In 2005 LCC obtained a Transport & Works Act Order to restore the canal from Snarestone via Ilott Wharf and a new route partly along a railway line back to Measham, and enabling works started in 2009 at Snarestone. There are now no legal obstacles to this project although the rate of progress will be determined by access to funding. Eventually, it is hoped to complete the whole route but severe land subsidence between Oakthorpe and Donisthorpe may require the canal to lock down and up again and/or take a different alignment.

Waterway notes

Maximum boat sizes

  • Length: There are no locks to limit length
  • Beam: 8′ 2″ (2.49 metres) – Safety Gate near Marston Junction
  • Height: 8′ 8″ (2.64 metres) – Bridge 15a
  • Draught: 4′ 7″ (1.39 metres)
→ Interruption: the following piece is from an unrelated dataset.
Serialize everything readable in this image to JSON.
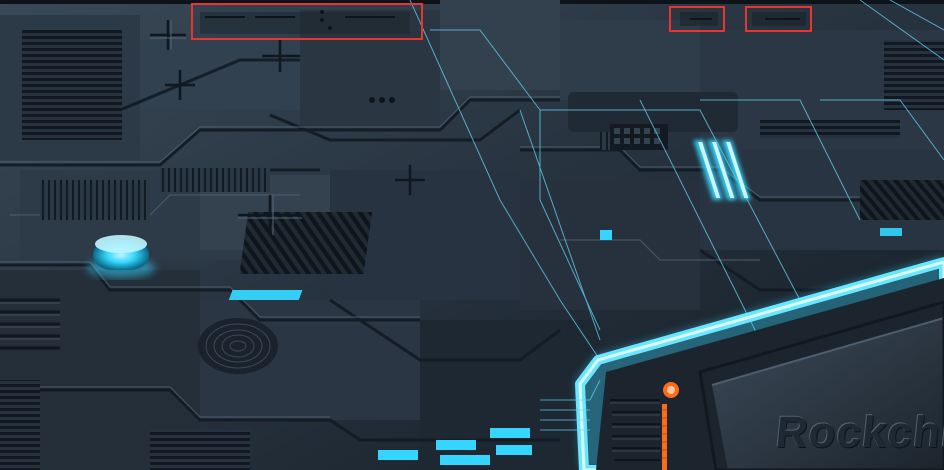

Navigation authority

Waterway news

Waterways in Progress Grant: Ashby Canal

£10,000 was awarded the Ashby Canal Trail Project as part of IWA’s Waterways in Progress Grants in 2019.

Waterways affected by HS2

We’re campaigning to protect canals and rivers from the damaging effects of HS2, especially where the tranquillity of the waterways is under threat.

Waterways affected by the HS2 plans

Both the public country park and the private moorings at the old colliery basin at Polesworth on the Coventry Canal will be severely damaged by HS2.

Waterways affected by the HS2 plans

The junction of HS2 with the West Coast Main Line at Abram requires a high embankment that will be visible from the Leeds & Liverpool Canal’s Leigh Branch across the Hey Brook valley.

Waterways affected by the HS2 plans

It is expected that the HS2 viaduct crossing will maintain the headroom and width required by the maximum size of ships that can use the canal – making the structure very high and prominent.

Local activities